Your task:
A single number is required: how many lines in the entries hold the word "true".

====== Exercise input

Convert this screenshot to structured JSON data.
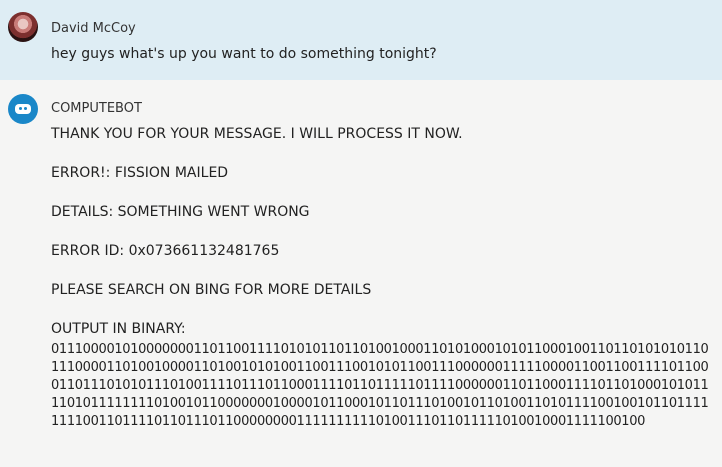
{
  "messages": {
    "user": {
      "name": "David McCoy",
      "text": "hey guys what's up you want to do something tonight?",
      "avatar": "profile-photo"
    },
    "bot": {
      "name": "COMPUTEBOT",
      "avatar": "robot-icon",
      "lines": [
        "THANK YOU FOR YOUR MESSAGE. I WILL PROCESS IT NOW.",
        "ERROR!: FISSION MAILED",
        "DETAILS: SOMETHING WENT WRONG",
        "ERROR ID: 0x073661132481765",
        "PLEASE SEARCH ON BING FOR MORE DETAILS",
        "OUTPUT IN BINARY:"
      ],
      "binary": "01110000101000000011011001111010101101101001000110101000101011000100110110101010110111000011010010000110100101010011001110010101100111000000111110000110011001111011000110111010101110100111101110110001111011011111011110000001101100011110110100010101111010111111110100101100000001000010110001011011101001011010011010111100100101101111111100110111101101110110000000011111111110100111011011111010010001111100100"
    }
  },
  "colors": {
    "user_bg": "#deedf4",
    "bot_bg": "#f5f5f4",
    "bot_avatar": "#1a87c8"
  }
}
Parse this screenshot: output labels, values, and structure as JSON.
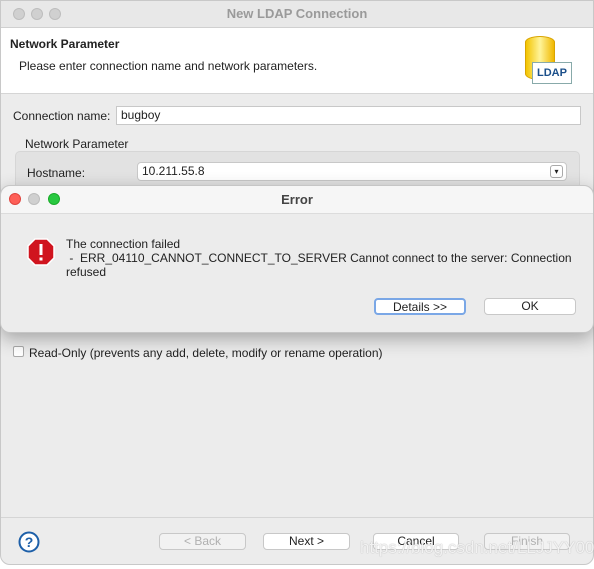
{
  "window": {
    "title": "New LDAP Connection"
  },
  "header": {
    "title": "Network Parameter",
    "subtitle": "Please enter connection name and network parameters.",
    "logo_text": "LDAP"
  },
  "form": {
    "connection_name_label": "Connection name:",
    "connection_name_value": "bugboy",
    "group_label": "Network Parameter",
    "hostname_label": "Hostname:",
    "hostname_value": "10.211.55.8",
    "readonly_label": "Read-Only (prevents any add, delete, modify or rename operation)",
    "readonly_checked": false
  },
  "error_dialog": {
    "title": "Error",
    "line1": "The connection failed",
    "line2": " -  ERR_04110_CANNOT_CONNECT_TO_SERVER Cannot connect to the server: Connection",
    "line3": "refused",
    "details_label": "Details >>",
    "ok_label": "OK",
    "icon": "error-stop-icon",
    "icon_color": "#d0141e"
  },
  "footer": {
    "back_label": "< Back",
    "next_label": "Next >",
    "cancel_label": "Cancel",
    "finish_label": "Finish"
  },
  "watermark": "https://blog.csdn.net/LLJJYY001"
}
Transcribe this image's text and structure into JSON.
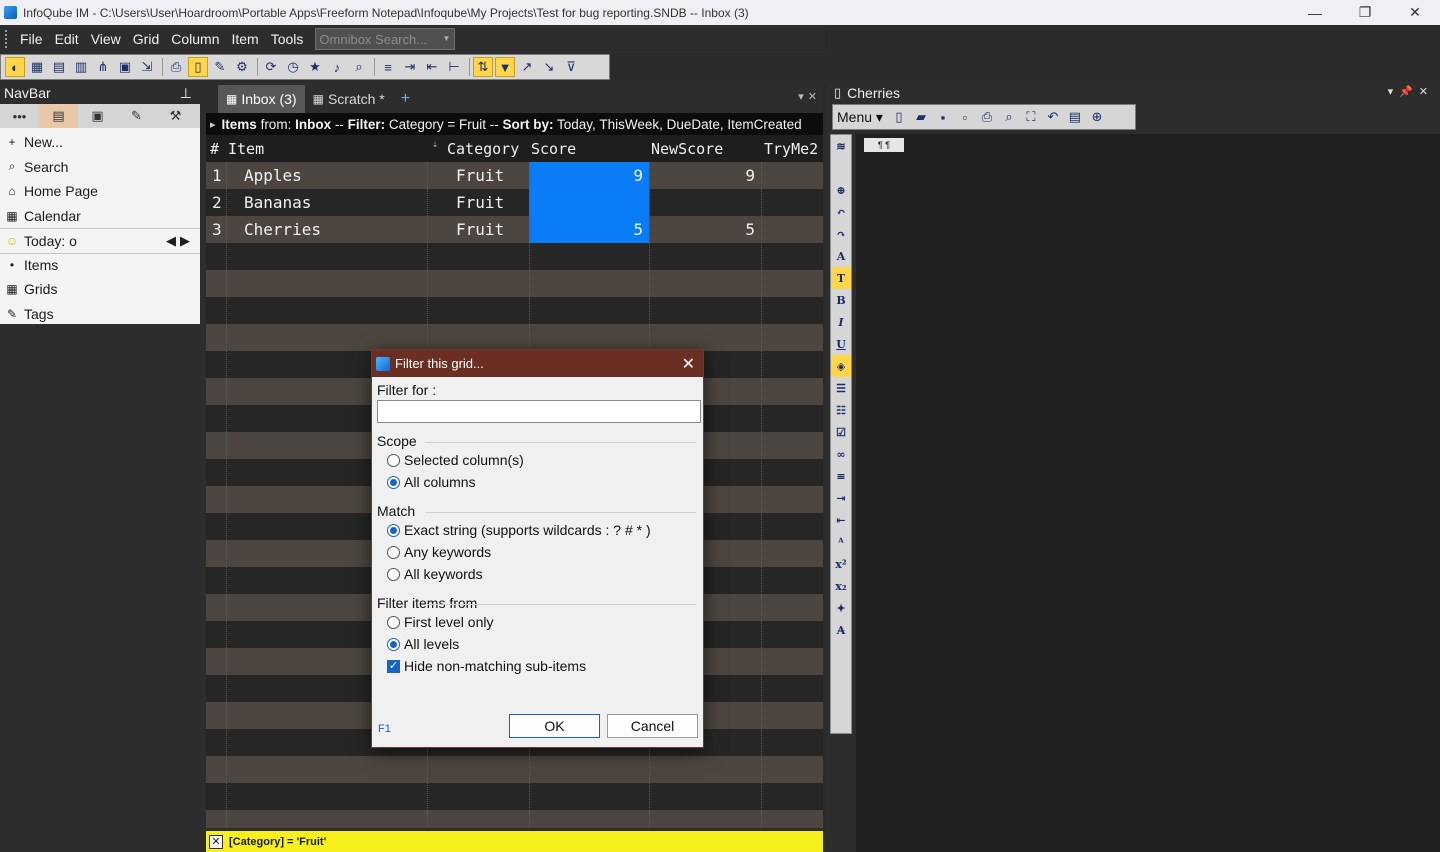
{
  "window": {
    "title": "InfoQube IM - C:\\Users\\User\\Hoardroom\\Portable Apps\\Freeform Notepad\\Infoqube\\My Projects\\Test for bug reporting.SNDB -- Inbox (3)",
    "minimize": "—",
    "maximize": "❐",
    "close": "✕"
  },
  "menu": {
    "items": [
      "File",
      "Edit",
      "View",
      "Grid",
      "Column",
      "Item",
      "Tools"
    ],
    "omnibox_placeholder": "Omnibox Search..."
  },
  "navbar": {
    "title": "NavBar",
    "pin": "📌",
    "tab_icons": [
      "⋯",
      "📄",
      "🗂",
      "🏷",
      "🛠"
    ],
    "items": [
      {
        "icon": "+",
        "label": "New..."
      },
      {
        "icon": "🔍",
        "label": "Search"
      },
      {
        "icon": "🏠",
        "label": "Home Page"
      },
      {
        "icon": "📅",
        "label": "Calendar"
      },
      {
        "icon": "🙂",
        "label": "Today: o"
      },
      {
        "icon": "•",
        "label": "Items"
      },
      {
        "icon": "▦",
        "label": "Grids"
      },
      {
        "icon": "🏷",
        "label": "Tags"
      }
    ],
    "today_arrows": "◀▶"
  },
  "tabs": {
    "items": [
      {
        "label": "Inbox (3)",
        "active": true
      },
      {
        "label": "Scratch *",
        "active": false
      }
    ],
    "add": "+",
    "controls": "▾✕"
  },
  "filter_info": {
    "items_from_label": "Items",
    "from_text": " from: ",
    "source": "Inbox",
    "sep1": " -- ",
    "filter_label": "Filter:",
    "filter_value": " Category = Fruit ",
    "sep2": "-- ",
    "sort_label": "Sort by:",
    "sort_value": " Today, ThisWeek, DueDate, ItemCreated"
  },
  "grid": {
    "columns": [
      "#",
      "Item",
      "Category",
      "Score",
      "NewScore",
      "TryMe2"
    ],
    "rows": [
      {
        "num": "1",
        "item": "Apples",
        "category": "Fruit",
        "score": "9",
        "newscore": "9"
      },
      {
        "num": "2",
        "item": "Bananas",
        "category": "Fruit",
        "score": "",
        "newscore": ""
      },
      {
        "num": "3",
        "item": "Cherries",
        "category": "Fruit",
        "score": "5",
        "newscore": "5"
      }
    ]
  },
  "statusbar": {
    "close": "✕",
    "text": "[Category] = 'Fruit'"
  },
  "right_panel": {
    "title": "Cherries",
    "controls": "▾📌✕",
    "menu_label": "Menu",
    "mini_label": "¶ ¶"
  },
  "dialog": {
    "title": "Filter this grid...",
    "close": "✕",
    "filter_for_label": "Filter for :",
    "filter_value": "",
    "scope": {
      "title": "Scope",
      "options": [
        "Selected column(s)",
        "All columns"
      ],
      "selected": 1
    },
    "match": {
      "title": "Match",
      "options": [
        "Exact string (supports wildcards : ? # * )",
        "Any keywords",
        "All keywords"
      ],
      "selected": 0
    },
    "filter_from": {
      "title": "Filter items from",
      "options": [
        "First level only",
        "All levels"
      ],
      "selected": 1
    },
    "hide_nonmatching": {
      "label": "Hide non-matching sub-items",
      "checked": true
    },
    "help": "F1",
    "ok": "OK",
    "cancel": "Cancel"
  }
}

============
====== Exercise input

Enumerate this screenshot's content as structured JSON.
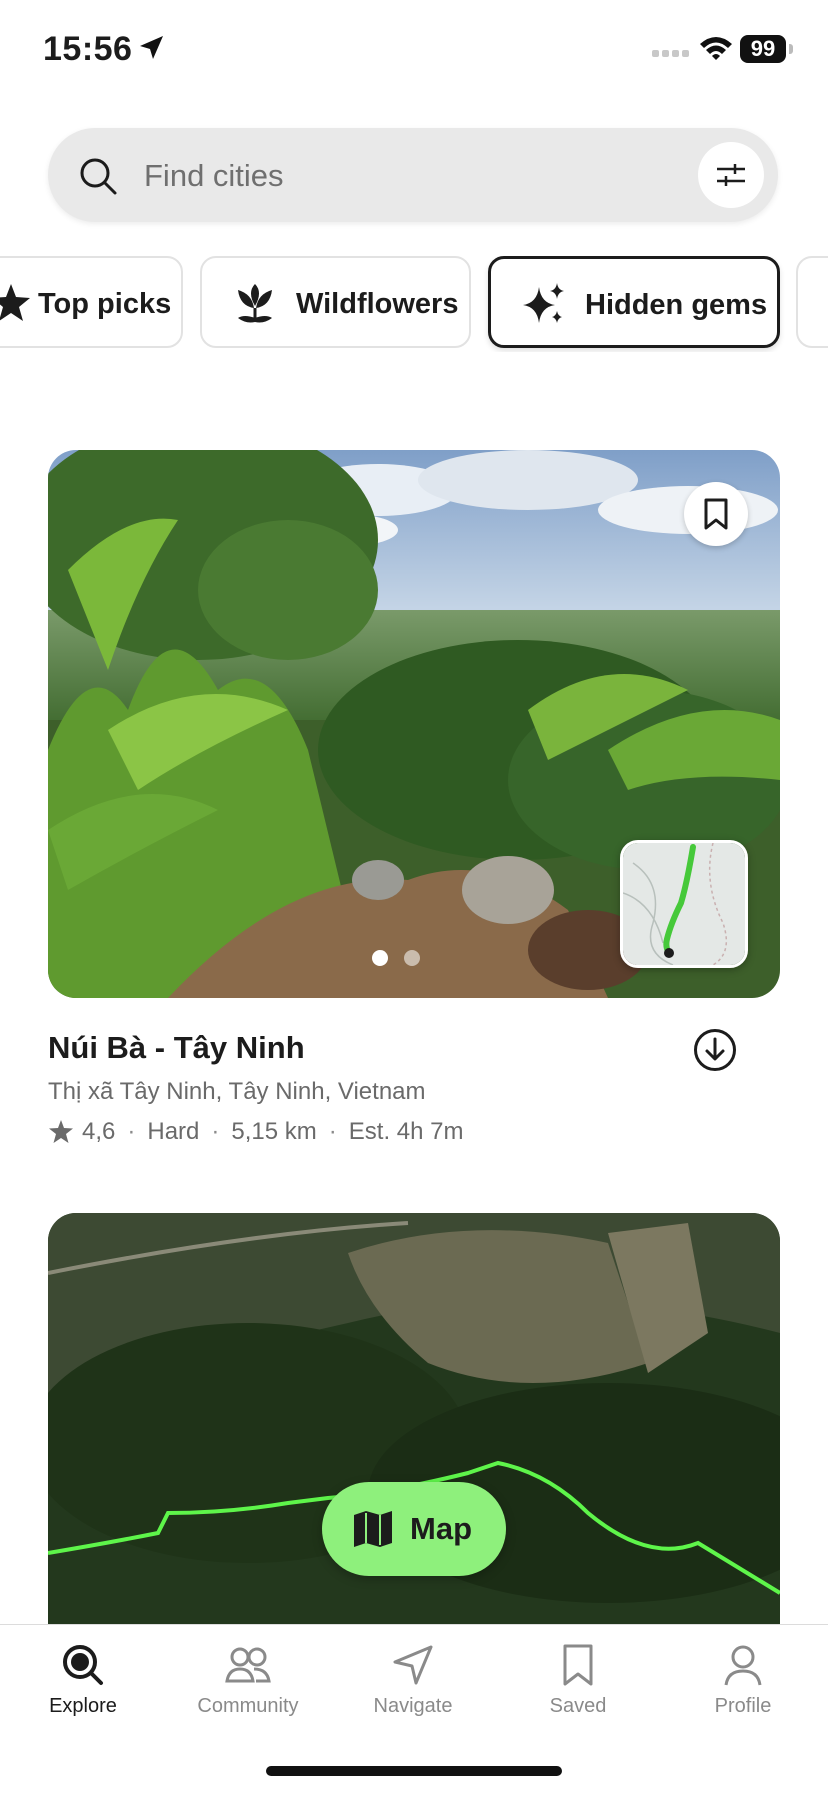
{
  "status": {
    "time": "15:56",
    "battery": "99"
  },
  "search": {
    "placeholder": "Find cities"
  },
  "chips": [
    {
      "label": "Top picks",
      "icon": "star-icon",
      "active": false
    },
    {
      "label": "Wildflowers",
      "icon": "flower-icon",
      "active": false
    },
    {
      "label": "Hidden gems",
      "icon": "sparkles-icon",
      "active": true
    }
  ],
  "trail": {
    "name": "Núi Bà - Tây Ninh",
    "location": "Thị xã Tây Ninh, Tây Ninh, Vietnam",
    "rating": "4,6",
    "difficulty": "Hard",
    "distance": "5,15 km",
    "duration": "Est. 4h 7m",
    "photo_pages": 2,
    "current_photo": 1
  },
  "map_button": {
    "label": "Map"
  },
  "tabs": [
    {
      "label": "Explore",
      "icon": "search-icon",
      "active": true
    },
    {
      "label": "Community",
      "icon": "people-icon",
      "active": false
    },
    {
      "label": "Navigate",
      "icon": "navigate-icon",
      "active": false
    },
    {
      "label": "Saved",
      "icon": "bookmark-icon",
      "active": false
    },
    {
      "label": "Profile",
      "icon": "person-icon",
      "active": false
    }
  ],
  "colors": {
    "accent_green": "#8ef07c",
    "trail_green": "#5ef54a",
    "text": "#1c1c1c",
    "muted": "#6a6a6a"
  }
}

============

Result:
4